Thursday, June 30, 2016

Scribbling Technique plus VIDEO

Hello. Today I'm sharing a card set I created for Heidi, the owner of Simon Says Stamp. Since these cards will be sent from Simon Says Stamp, I thought it was fitting to use THIS stamp set featuring their Simon. I discovered a "happy accident" while creating these cards and a new "scribbling" technique was born.

(*Please note that I was at a craft retreat when I created these cards so the pictures are a bit different than my usual set up) 

Here's the video explaining the "scribbling" technique...


I started by die-cutting THIS die from THIS watercolor cardstock several times. I applied two different colors of distress ink to a piece of thin recycled plastic packaging. One color on top, the other on the bottom. I sprayed it a few times with water and placed it down on the die-cut piece. As I was moving the color around to encourage it to blend, I realized that my finger was making a scribble pattern. I liked the effect, so I went with it. Here's a closer look...



It gives a subtle effect but adds texture. I finished off the cards by coloring and die-cutting Simon using THIS die and adding a birthday greeting using THIS stamp set. I also added a paw print on the back of the cards as well as the envelope to pull everything together...

You can also cut die-cut words or shapes from it...

I hope this inspires you to give this scribbling technique a try! 

Thanks for visiting and have a great day! 

LINKS TO SUPPLIES USED: 

Wednesday, June 29, 2016

Layered Watercolor

Hi there! I hope your week is going well. I wanted to share a card I created featuring Layered Watercolor...

I used THESE Zig Markers as my watercolor medium and did a similar technique as seen in THIS previous post, but took it a step further and added more watercolor layers on top to intensify the colors and give it an artsy, organic look...
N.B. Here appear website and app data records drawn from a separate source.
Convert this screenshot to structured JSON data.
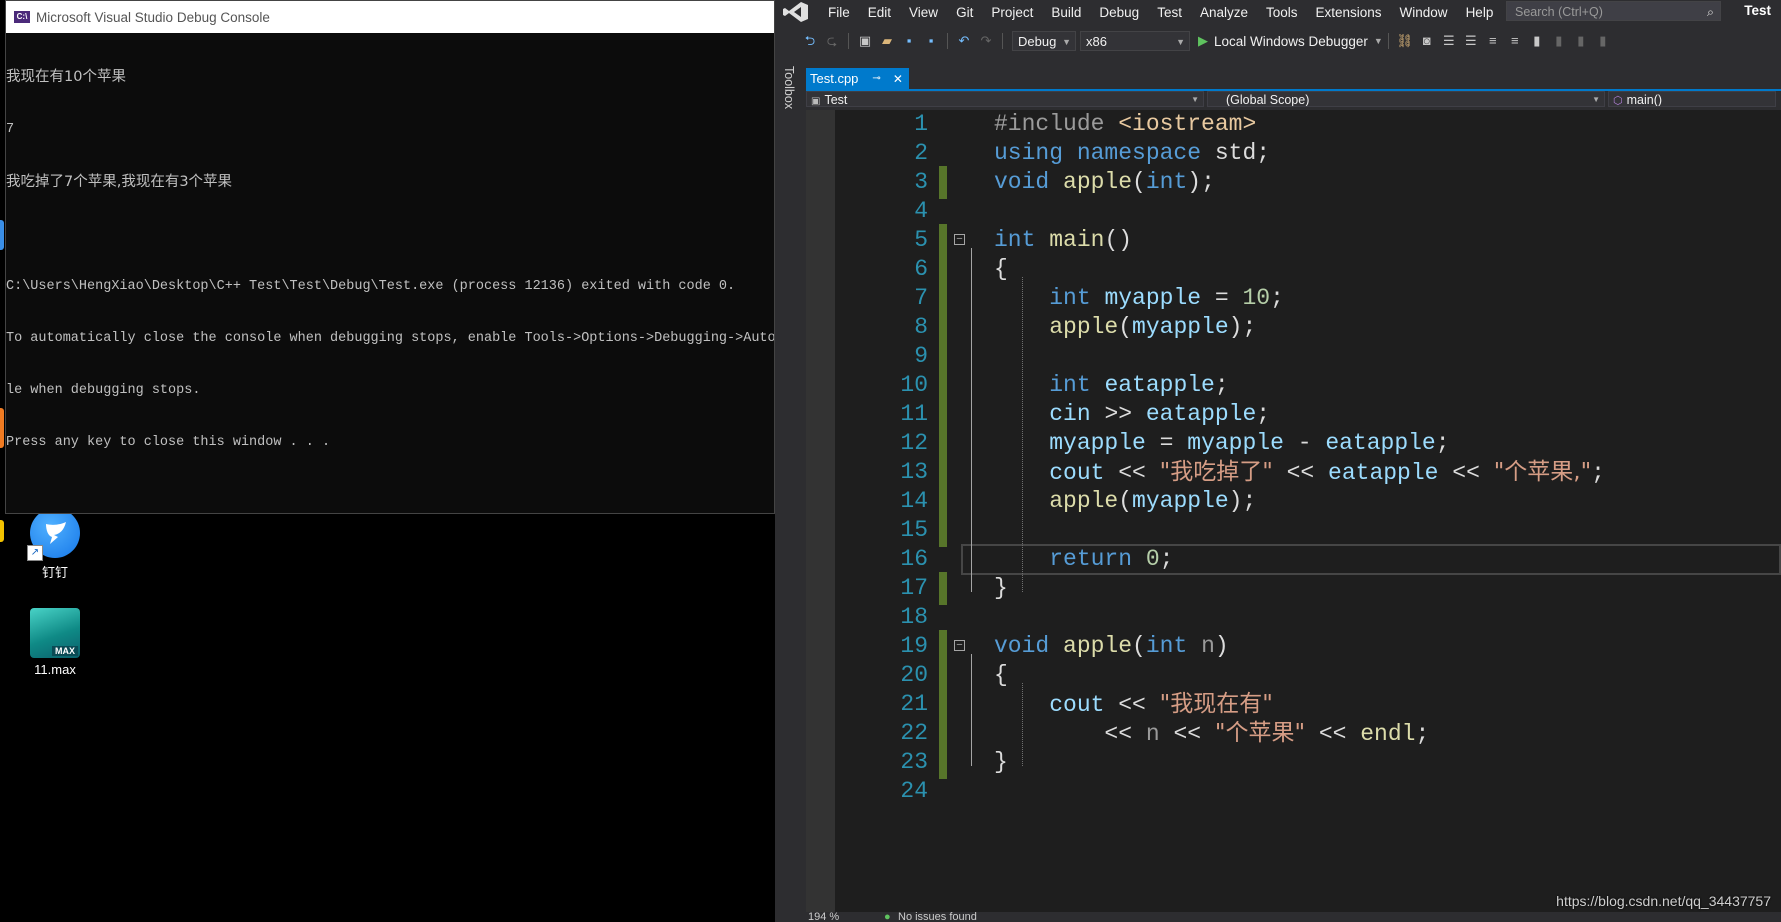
{
  "console": {
    "title": "Microsoft Visual Studio Debug Console",
    "icon_text": "C:\\",
    "lines": [
      "我现在有10个苹果",
      "7",
      "我吃掉了7个苹果,我现在有3个苹果",
      "",
      "C:\\Users\\HengXiao\\Desktop\\C++ Test\\Test\\Debug\\Test.exe (process 12136) exited with code 0.",
      "To automatically close the console when debugging stops, enable Tools->Options->Debugging->Autom",
      "le when debugging stops.",
      "Press any key to close this window . . ."
    ]
  },
  "desktop": {
    "icons": [
      {
        "label": "钉钉",
        "icon": "dingtalk-icon"
      },
      {
        "label": "11.max",
        "icon": "3ds-max-file-icon",
        "tag": "MAX"
      }
    ]
  },
  "vs": {
    "menu": [
      "File",
      "Edit",
      "View",
      "Git",
      "Project",
      "Build",
      "Debug",
      "Test",
      "Analyze",
      "Tools",
      "Extensions",
      "Window",
      "Help"
    ],
    "search_placeholder": "Search (Ctrl+Q)",
    "project_name": "Test",
    "toolbar": {
      "config": "Debug",
      "platform": "x86",
      "run_label": "Local Windows Debugger"
    },
    "toolbox_label": "Toolbox",
    "tab": {
      "name": "Test.cpp"
    },
    "nav": {
      "project": "Test",
      "scope": "(Global Scope)",
      "member": "main()"
    },
    "code_lines": [
      {
        "n": "1",
        "parts": [
          [
            "pp",
            "#include "
          ],
          [
            "inc",
            "<iostream>"
          ]
        ]
      },
      {
        "n": "2",
        "parts": [
          [
            "k",
            "using namespace "
          ],
          [
            "txt",
            "std;"
          ]
        ]
      },
      {
        "n": "3",
        "parts": [
          [
            "k",
            "void "
          ],
          [
            "fn",
            "apple"
          ],
          [
            "txt",
            "("
          ],
          [
            "k",
            "int"
          ],
          [
            "txt",
            ");"
          ]
        ]
      },
      {
        "n": "4",
        "parts": []
      },
      {
        "n": "5",
        "parts": [
          [
            "k",
            "int "
          ],
          [
            "fn",
            "main"
          ],
          [
            "txt",
            "()"
          ]
        ]
      },
      {
        "n": "6",
        "parts": [
          [
            "txt",
            "{"
          ]
        ]
      },
      {
        "n": "7",
        "parts": [
          [
            "txt",
            "    "
          ],
          [
            "k",
            "int "
          ],
          [
            "var",
            "myapple"
          ],
          [
            "txt",
            " = "
          ],
          [
            "num-lit",
            "10"
          ],
          [
            "txt",
            ";"
          ]
        ]
      },
      {
        "n": "8",
        "parts": [
          [
            "txt",
            "    "
          ],
          [
            "fn",
            "apple"
          ],
          [
            "txt",
            "("
          ],
          [
            "var",
            "myapple"
          ],
          [
            "txt",
            ");"
          ]
        ]
      },
      {
        "n": "9",
        "parts": []
      },
      {
        "n": "10",
        "parts": [
          [
            "txt",
            "    "
          ],
          [
            "k",
            "int "
          ],
          [
            "var",
            "eatapple"
          ],
          [
            "txt",
            ";"
          ]
        ]
      },
      {
        "n": "11",
        "parts": [
          [
            "txt",
            "    "
          ],
          [
            "var",
            "cin"
          ],
          [
            "txt",
            " >> "
          ],
          [
            "var",
            "eatapple"
          ],
          [
            "txt",
            ";"
          ]
        ]
      },
      {
        "n": "12",
        "parts": [
          [
            "txt",
            "    "
          ],
          [
            "var",
            "myapple"
          ],
          [
            "txt",
            " = "
          ],
          [
            "var",
            "myapple"
          ],
          [
            "txt",
            " - "
          ],
          [
            "var",
            "eatapple"
          ],
          [
            "txt",
            ";"
          ]
        ]
      },
      {
        "n": "13",
        "parts": [
          [
            "txt",
            "    "
          ],
          [
            "var",
            "cout"
          ],
          [
            "txt",
            " << "
          ],
          [
            "str",
            "\"我吃掉了\""
          ],
          [
            "txt",
            " << "
          ],
          [
            "var",
            "eatapple"
          ],
          [
            "txt",
            " << "
          ],
          [
            "str",
            "\"个苹果,\""
          ],
          [
            "txt",
            ";"
          ]
        ]
      },
      {
        "n": "14",
        "parts": [
          [
            "txt",
            "    "
          ],
          [
            "fn",
            "apple"
          ],
          [
            "txt",
            "("
          ],
          [
            "var",
            "myapple"
          ],
          [
            "txt",
            ");"
          ]
        ]
      },
      {
        "n": "15",
        "parts": []
      },
      {
        "n": "16",
        "parts": [
          [
            "txt",
            "    "
          ],
          [
            "k",
            "return "
          ],
          [
            "num-lit",
            "0"
          ],
          [
            "txt",
            ";"
          ]
        ]
      },
      {
        "n": "17",
        "parts": [
          [
            "txt",
            "}"
          ]
        ]
      },
      {
        "n": "18",
        "parts": []
      },
      {
        "n": "19",
        "parts": [
          [
            "k",
            "void "
          ],
          [
            "fn",
            "apple"
          ],
          [
            "txt",
            "("
          ],
          [
            "k",
            "int "
          ],
          [
            "param",
            "n"
          ],
          [
            "txt",
            ")"
          ]
        ]
      },
      {
        "n": "20",
        "parts": [
          [
            "txt",
            "{"
          ]
        ]
      },
      {
        "n": "21",
        "parts": [
          [
            "txt",
            "    "
          ],
          [
            "var",
            "cout"
          ],
          [
            "txt",
            " << "
          ],
          [
            "str",
            "\"我现在有\""
          ]
        ]
      },
      {
        "n": "22",
        "parts": [
          [
            "txt",
            "        << "
          ],
          [
            "param",
            "n"
          ],
          [
            "txt",
            " << "
          ],
          [
            "str",
            "\"个苹果\""
          ],
          [
            "txt",
            " << "
          ],
          [
            "fn",
            "endl"
          ],
          [
            "txt",
            ";"
          ]
        ]
      },
      {
        "n": "23",
        "parts": [
          [
            "txt",
            "}"
          ]
        ]
      },
      {
        "n": "24",
        "parts": []
      }
    ],
    "status": {
      "zoom": "194 %",
      "issues": "No issues found"
    }
  },
  "watermark": "https://blog.csdn.net/qq_34437757",
  "colors": {
    "accent": "#007acc",
    "change_bar": "#57752a",
    "keyword": "#569cd6",
    "string": "#d69d85",
    "line_number": "#2b91af"
  }
}
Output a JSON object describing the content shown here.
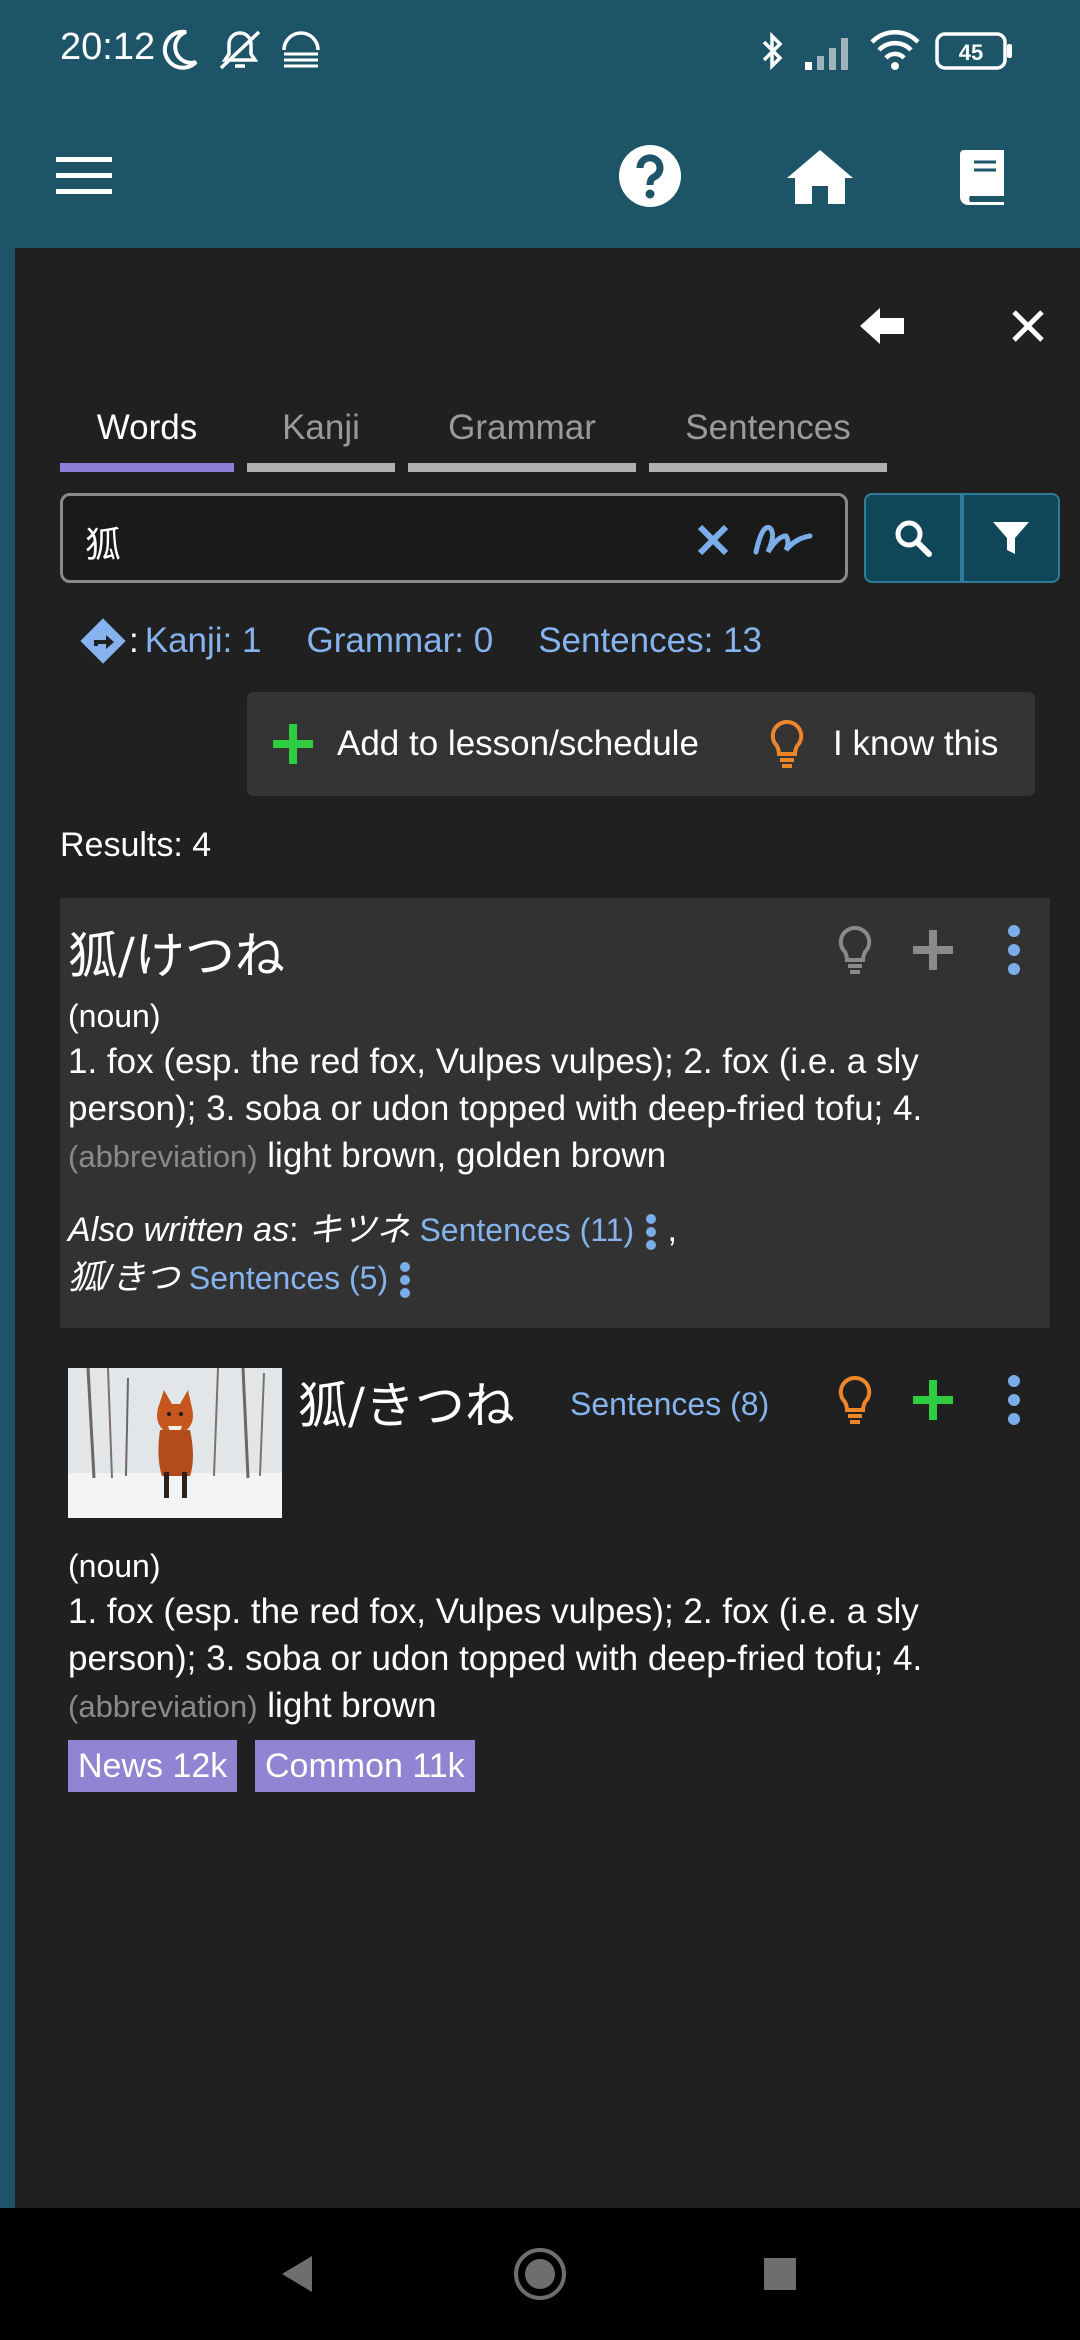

I started by stamping the floral images from THIS stamp set on a panel I cut using THIS die. I used THIS ink since I was working with watercolor and didn't want it to smear. I quickly colored the images using the watercolor markers and then gave them a spray with water. I let it dry completely before adding a second wash of watercolor on top. I repeated the process to add a third layer on top, leaving most of the color on the image.

I finished off the card by adding the greeting. I cut THIS word die from some black cardstock and added THIS on top followed by a coat of THIS. I stamped the sentiments from the set to go in front of the die-cut word and mounted the panel on to a black cardstock using THIS foam for dimension.

I love the build up of color using this technique. I hope you give it a try. Thanks for stopping by.

LINKS TO SUPPLIES USED



Monday, June 27, 2016

Patterned Acetate Card Bases

Hello. It seems like everywhere I look I see pineapples! I love this growing trend and was immediately drawn to the adorable pineapple image in THIS set. I used it to make these simple cards...
Another fun product I used on these cards is THIS patterned acetate pad. I cut down the 12x12 size to create card bases for something different...
After heat embossing the pineapple image and sentiment with THIS gold embossing powder, I colored in the images using THESE markers. I die-cut the panel along with the colored mats using THIS die and embellished using THESE enamel dots.
Since you can see through the acetate, I adhered the same size square panels behind each one to hide all the adhesive. Also, if you look closely at the yellow striped and yellow polka dot card, I created a fun pattern by scoring the cards a little off the center. This way it creates a fun new pattern instead of lining up the patterns perfectly back to back...
I also used some of THIS foiled cardstock as a mat on the pink striped card. I think it's my favorite card of the bunch...

I like to use THIS strong adhesive when I'm adhering things down on a slick surface like acetate. 

Thanks for joining me today. I hope this inspires you to try some acetate cards. They are so fun!

LINKS TO SUPPLIES USED: